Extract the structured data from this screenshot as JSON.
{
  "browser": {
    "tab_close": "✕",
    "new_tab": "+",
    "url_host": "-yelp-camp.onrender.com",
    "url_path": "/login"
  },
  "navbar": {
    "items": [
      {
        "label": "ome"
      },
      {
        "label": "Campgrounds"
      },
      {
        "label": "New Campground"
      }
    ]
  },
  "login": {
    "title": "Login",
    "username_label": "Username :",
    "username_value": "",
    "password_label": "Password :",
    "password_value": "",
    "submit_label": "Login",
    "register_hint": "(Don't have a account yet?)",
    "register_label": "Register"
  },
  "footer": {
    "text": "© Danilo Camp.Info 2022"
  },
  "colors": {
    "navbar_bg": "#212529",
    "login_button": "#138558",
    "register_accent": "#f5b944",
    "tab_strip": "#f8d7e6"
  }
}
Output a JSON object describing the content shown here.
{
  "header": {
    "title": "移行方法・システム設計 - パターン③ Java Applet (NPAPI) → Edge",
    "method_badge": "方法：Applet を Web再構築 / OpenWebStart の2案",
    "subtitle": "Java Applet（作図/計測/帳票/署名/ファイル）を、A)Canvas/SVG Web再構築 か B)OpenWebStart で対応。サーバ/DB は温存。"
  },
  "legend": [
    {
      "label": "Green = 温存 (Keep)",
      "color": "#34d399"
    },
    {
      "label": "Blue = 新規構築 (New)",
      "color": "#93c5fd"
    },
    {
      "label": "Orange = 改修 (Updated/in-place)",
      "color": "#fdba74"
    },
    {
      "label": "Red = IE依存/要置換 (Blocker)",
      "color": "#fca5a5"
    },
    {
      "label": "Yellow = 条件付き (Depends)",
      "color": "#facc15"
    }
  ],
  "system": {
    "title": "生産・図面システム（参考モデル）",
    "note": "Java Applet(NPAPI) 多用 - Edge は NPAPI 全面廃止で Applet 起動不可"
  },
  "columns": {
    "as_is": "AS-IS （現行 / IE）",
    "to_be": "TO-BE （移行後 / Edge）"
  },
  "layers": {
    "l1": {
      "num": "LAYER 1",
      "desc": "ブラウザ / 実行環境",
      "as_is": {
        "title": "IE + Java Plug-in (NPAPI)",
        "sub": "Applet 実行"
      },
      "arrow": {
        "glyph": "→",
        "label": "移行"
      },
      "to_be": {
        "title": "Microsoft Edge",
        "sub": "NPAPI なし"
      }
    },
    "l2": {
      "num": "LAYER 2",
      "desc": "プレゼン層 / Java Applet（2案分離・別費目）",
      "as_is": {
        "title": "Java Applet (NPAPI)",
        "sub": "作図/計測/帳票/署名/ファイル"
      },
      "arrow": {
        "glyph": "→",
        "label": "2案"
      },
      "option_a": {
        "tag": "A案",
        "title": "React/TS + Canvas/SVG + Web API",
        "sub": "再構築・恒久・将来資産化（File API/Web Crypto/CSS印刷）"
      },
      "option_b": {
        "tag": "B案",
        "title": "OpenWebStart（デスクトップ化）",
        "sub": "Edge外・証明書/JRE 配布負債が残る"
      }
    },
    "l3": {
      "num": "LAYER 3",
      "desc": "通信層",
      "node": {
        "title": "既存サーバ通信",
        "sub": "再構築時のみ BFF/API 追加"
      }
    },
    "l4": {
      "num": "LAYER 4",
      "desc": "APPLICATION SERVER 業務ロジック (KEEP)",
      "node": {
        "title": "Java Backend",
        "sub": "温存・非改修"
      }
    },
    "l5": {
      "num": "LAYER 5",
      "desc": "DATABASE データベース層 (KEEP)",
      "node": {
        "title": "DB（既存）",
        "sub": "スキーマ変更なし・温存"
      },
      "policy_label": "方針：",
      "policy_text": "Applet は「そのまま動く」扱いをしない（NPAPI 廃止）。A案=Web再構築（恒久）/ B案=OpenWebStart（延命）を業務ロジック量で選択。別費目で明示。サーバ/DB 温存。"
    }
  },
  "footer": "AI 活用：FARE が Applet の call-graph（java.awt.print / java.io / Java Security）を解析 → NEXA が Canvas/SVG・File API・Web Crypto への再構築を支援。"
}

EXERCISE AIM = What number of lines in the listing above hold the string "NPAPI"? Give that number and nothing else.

ANSWER SPACE = 6